After experiencing invalidation, devaluation, manipulation, cognitive dissonance, dehumanization, and many other forms of emotional and/or physical abuse on a daily basis, it is very common for victims of abuse to neglect their own thoughts, feelings, emotions, and needs in an attempt to avoid the wrath of their abuser.
A simple example of this would be a woman ending her gym membership because her abusive husband gets incredibly abusive every time that she goes because he thinks that she is flirting with other guys there.
Four Common Health Related Aspects of Life That Can Get Neglected Because of Abuse:
- Preventative Health Care
- Preventative health care includes things like cancer screenings, diabetes screenings, cholesterol tests, mental health screenings, blood pressure tests, well-child visits, STI screenings, and routine vaccinations.
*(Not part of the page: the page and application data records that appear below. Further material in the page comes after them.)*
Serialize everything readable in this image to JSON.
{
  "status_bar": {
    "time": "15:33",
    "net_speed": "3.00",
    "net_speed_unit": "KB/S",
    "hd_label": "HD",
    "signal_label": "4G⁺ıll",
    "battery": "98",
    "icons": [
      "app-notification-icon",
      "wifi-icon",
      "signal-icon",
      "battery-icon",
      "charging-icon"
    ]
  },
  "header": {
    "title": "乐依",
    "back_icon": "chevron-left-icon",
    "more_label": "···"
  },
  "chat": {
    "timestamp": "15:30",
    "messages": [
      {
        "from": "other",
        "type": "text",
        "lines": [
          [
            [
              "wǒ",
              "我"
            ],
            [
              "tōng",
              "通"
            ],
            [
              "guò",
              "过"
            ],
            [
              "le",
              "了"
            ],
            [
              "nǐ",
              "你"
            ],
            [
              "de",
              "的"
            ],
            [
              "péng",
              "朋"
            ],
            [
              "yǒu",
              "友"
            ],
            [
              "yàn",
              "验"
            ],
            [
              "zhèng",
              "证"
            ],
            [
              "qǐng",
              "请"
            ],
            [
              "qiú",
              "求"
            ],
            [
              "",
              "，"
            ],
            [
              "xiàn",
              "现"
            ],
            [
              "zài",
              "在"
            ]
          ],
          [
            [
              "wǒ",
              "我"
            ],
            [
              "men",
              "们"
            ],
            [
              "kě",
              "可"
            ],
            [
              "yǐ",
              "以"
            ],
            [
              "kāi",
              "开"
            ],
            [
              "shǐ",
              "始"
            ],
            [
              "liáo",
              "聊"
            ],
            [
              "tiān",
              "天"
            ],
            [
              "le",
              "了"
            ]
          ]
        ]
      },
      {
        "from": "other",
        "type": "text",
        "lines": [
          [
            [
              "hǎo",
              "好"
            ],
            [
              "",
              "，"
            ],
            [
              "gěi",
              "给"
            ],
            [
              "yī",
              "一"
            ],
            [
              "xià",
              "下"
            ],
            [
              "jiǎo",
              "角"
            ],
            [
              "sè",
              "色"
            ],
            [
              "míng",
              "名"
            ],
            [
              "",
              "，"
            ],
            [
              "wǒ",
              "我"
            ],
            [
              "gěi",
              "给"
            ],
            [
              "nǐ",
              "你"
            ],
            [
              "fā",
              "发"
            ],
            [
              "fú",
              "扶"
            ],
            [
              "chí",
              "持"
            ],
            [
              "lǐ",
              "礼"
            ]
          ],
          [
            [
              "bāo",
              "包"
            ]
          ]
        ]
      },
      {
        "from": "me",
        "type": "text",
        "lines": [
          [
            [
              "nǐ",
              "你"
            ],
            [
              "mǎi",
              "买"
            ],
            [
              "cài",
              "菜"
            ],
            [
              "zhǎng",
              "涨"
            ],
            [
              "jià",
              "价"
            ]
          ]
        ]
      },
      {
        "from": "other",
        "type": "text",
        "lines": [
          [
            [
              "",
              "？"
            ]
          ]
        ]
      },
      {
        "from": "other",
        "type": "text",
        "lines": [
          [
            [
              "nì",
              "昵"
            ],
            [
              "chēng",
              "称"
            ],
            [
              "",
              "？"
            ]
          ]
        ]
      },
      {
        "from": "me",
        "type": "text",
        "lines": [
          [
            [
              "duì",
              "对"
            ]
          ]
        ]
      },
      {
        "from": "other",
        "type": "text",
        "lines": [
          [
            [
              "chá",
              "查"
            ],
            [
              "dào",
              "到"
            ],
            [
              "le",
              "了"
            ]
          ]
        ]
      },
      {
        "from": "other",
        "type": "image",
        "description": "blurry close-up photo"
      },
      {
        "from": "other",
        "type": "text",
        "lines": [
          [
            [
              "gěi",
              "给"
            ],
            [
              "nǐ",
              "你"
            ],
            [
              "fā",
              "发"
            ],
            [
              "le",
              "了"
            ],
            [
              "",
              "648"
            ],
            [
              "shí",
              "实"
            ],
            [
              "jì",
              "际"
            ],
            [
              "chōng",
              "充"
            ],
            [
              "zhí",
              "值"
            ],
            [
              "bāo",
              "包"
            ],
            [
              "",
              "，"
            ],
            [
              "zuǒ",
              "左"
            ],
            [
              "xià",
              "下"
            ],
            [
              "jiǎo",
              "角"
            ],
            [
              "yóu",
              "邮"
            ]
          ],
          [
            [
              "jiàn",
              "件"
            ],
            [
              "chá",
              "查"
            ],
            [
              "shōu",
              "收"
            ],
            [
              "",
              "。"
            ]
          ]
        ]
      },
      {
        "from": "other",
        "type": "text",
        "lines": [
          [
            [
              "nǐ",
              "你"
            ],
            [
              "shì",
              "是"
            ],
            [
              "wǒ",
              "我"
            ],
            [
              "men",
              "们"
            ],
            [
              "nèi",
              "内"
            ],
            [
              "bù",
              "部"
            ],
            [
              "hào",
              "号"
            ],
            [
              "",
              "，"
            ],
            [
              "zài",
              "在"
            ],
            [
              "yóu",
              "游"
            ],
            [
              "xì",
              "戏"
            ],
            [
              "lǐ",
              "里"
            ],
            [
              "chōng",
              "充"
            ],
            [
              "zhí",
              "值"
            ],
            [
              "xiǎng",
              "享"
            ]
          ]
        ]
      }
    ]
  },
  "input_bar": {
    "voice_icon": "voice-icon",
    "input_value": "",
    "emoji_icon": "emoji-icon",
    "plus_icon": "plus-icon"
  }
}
- Medication Adherence
- The U.S. Food and Drug Administration (FDA) states,
- “Medication adherence, or taking medications correctly, is generally defined as the extent to which patients take medication as prescribed by their doctors. This involves factors such as getting prescriptions filled, remembering to take medication on time, and understanding the directions.”
- The U.S. Food and Drug Administration (FDA) states,
- Daily Preventative Behaviors
- These are things you should do on a daily basis to keep yourself healthy. Given the current situation with the pandemic, daily preventive behaviors refers to things like washing your hands, social distancing, wearing a mask in public, minimizing the amount of times you touch your face, being responsible when coughing/sneezing, using hand sanitizer and so on.
- Daily Practices
- These are little things you do every single day to acknowledge the things of importance to you. This could be writing in a journal, going on a walk, yoga, reading, spending time with your kids, watching your favorite TV show/movie, avoiding alcohol and other substances, learning something new and so on.
While the list above is geared towards abusive romantic and family relationships, one neglecting their health can also apply to abusive work environments too.
A simple example of this would be an employee working an absurd amount of hours with no overtime compensation just to please their abusive employer or an employee putting themselves in physical danger to complete a task that their employer demanded that they do.
With that being said, if you’re in a trauma bonded relationship you may not be neglecting every single health related topic on that list but given the intensity of a trauma bonded relationship, it is very likely you’ll be forced to neglect something on the list.
Your physical and mental health have a very strong connection with your self-esteem, sense of self, and ability to conceptualize your own version of reality accurately. If you aren’t working on a daily basis to have a healthy body and mind, escaping a trauma bonded relationship is going to be nearly impossible!
What Should You Take Away From This Article?
Trauma bonded relationship can last such a long time because they destroy your sense of self, make you feel incapable of conceptualizing your own reality, and worsen both your physical and mental health. Abusers are ferocious when it comes to keeping you trapped within the abusive cycle which means that you have to be just as ferocious when working on your healing journey. It is going to be really hard but with the right support, you can do it.
This article has been reviewed by our editorial board and has been approved for publication in accordance with our editorial policies.
THIS INFORMATION IS FOR EDUCATIONAL PURPOSES ONLY AND IS NOT INTENDED TO BE A SUBSTITUTE FOR CLINICAL CARE.
IF YOU’RE IN THE UNITED STATES AND ARE SUFFERING DOMESTIC ABUSE, PLEASE CONTACT THE NATIONAL DOMESTIC VIOLENCE HOTLINE AT 1.800.799.7233 OR YOU CAN VISIT THEIR WEBSITE FOR MORE HELPFUL CONTACT METHODS.
WE URGE YOU TO ENSURE YOU’RE IN A SAFE ENVIRONMENT WHEN YOU DECIDE TO REACH OUT FOR HELP. FOR THOSE WHO CURRENTLY RESIDE IN THE UNITED STATES, VISIT NATIONAL DOMESTIC VIOLENCE HOTLINE’S LOCAL RESOURCES TO FIND HELP IN YOUR AREA.
FOR THOSE OUTSIDE THE UNITED STATES, BE SURE SAFELY REACH OUT TO THE PROPER AUTHORITIES.